Only the pictures are to be left out; please reproduce everything else in the data exactly.
· · · ·
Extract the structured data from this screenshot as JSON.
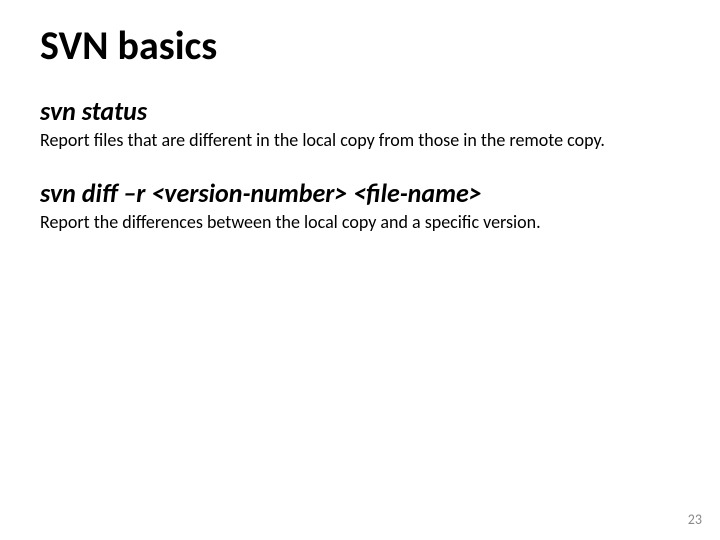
{
  "title": "SVN basics",
  "sections": [
    {
      "command": "svn status",
      "description": "Report files that are different in the local copy from those in the remote copy."
    },
    {
      "command": "svn diff –r <version-number> <file-name>",
      "description": "Report the differences between the local copy and a specific version."
    }
  ],
  "page_number": "23"
}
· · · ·
- _Output for this exercise_:
Extract the structured data from this screenshot as JSON.
{
  "title": "SVN basics",
  "sections": [
    {
      "command": "svn status",
      "description": "Report files that are different in the local copy from those in the remote copy."
    },
    {
      "command": "svn diff –r <version-number> <file-name>",
      "description": "Report the differences between the local copy and a specific version."
    }
  ],
  "page_number": "23"
}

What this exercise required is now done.